It's a bug-eat-bug world out there.
Today we watched a syrphid fly, aka "hover fly" and "flower fly," circling a blanket flower (Gaillardia) and then touching down to sip a little nectar.
Syrphids are called "hover flies" for good reason. They "hover" over a blossom, helicoperlike. They're often mistaken for bees but to the trained eye, they really look nothing alike. Folks confuse them because both bees and syrphids are floral visitors and both are pollinators.
If it's a floral visitor, it must be a bee, right? Wrong.
Anyway, this syrphid touched down on the blossom to sip nectar, its wings glinting in the early morning sun. Finally, it spotted the danger, a jumping spider lurking on the other side. The crafty predator lunged. Missed!

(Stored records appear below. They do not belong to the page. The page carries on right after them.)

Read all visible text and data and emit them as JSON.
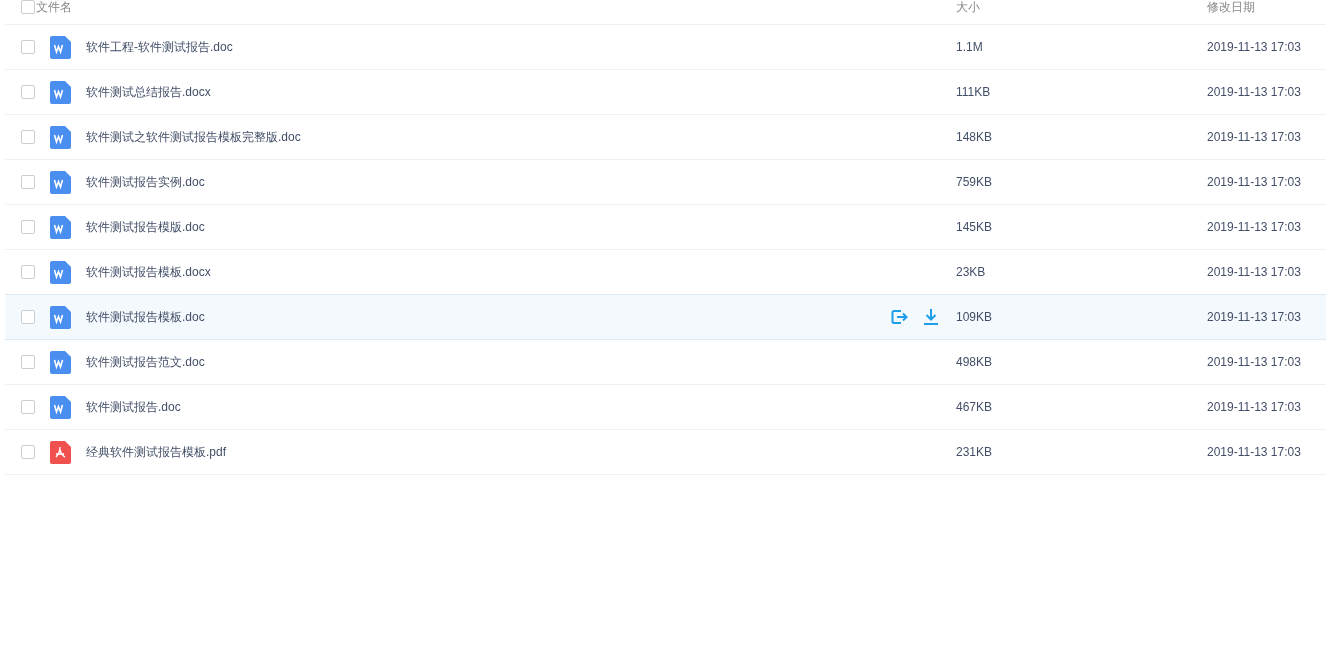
{
  "header": {
    "checked": false,
    "columns": [
      "文件名",
      "大小",
      "修改日期"
    ]
  },
  "files": [
    {
      "name": "软件工程-软件测试报告.doc",
      "kind": "word",
      "size": "1.1M",
      "modified": "2019-11-13 17:03",
      "checked": false,
      "hovered": false
    },
    {
      "name": "软件测试总结报告.docx",
      "kind": "word",
      "size": "111KB",
      "modified": "2019-11-13 17:03",
      "checked": false,
      "hovered": false
    },
    {
      "name": "软件测试之软件测试报告模板完整版.doc",
      "kind": "word",
      "size": "148KB",
      "modified": "2019-11-13 17:03",
      "checked": false,
      "hovered": false
    },
    {
      "name": "软件测试报告实例.doc",
      "kind": "word",
      "size": "759KB",
      "modified": "2019-11-13 17:03",
      "checked": false,
      "hovered": false
    },
    {
      "name": "软件测试报告模版.doc",
      "kind": "word",
      "size": "145KB",
      "modified": "2019-11-13 17:03",
      "checked": false,
      "hovered": false
    },
    {
      "name": "软件测试报告模板.docx",
      "kind": "word",
      "size": "23KB",
      "modified": "2019-11-13 17:03",
      "checked": false,
      "hovered": false
    },
    {
      "name": "软件测试报告模板.doc",
      "kind": "word",
      "size": "109KB",
      "modified": "2019-11-13 17:03",
      "checked": false,
      "hovered": true
    },
    {
      "name": "软件测试报告范文.doc",
      "kind": "word",
      "size": "498KB",
      "modified": "2019-11-13 17:03",
      "checked": false,
      "hovered": false
    },
    {
      "name": "软件测试报告.doc",
      "kind": "word",
      "size": "467KB",
      "modified": "2019-11-13 17:03",
      "checked": false,
      "hovered": false
    },
    {
      "name": "经典软件测试报告模板.pdf",
      "kind": "pdf",
      "size": "231KB",
      "modified": "2019-11-13 17:03",
      "checked": false,
      "hovered": false
    }
  ]
}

When we returned a few minutes later, however, we saw the jumping spider beneath the petals, feasting on the syrphid.
Quickness is an attribute--whether you're a jumping spider or a syrphid.
If you want to learn more about flower flies, read entomologist Robert Bugg's "Flower Flies (Syrphidae) and Other Biological Control Agents for Aphids in Vegetable Crops" (Publication 8285, May 2008, University of California, Division of Agriculture and Natural Resources.)
At first they appeared on our pomegranate tree, our 85-year-old pomegranate tree.
Then they migrated over to our passion flower vine, Passiflora, where we're trying to rear Gulf Fritillary butterflies (Agraulis vanillae).
They're leaffooted bug nymphs, Leptoglossus clypealis.
They look like little cartoon characters,
They have beady eyes, narrow necks, needlelike beaks, long legs, and I swear, a perennial quizzical look.
Saturday morning cartoon characters?
One thing's for certain--a praying mantis does not like to get wet.
If it were human, it would not dip a toe in the water and yell to its friends: "C'mon in, the water's fine!"
Water is not fine--not to a praying mantis.
While watering the tomato plants recently, we discovered a praying mantis beneath the leaves. Looking quite defensive, it emerged from its hiding place, not to prey but to check out the spray.
Then it quietly slipped back beneath the leaves, its long khaki-colored body looking quite conspicuous against a solid green background.
P. Mantis took a few minutes to remove the water droplets and then clumsily flew away.
Enough of that water bath!
If you've never been to a UC Davis Arboretum plant sale, you should.
The last plant sale of the year will take place Sunday, Oct. 14 from 9 a.m. to 1 p.m. at the Arboretum Teaching Nursery on Garrod Drive.
If you're looking for plants that will attract bees, or plants that will attract butterflies, or plants that will attract both, experienced gardeners there can help you. Check out their inventory.
Nearby is the Nature's Gallery Court Mural, showcasing plants found in the Storer Garden and the insects that gravitate toward them. The mural is the work of the UC Davis Art/ Science Fusion Program, co-founded and co-directed by entomologist/artist Diane Ullman and artist Donna Billick.
If you take a stroll through the nearby Storer Garden, you'll see such plants as white flowering quince (Chaenomeles speciosa "Contorta"), cenizio (Leucophyllum frutescens) and winter jasmine (Jasminum nudiflorum).
The honey bees love 'em.
What's that caterpillar?
This little fellow (or gal) was munching--quite contentedly, thank you--on the leaves of an aspen tree.
The homeowner didn't take too kindly to the critter defoliating his prized tree, newly purchased in Oregon and newly planted in Vacaville, Calif., so he asked us what it was.
"Smerinthus cerisyi, an exceedingly beautiful sphingid (nocturnal) with eyespots," he said. "Pupates in the ground and will emerge next April or May. Not native in Vacaville but fairly common in upland Napa, Sonoma and Lake counties and in the Sierra, Siskiyous, etc."
Shapiro surmised that the "eggs could have come in from Oregon."
So if you, too, have an aspen in your yard and are wondering what these little critters are, they will grow into a beautiful "One-Eyed Sphinx Moth" or "Cerisy's Sphinx"--if you let them.
"I encourage someone to rear them out rather than kill them," Shapiro says. "They actually won't harm the tree significantly. They'll also eat cottonwood and non-woolly willow foliage (not sandbar willow)."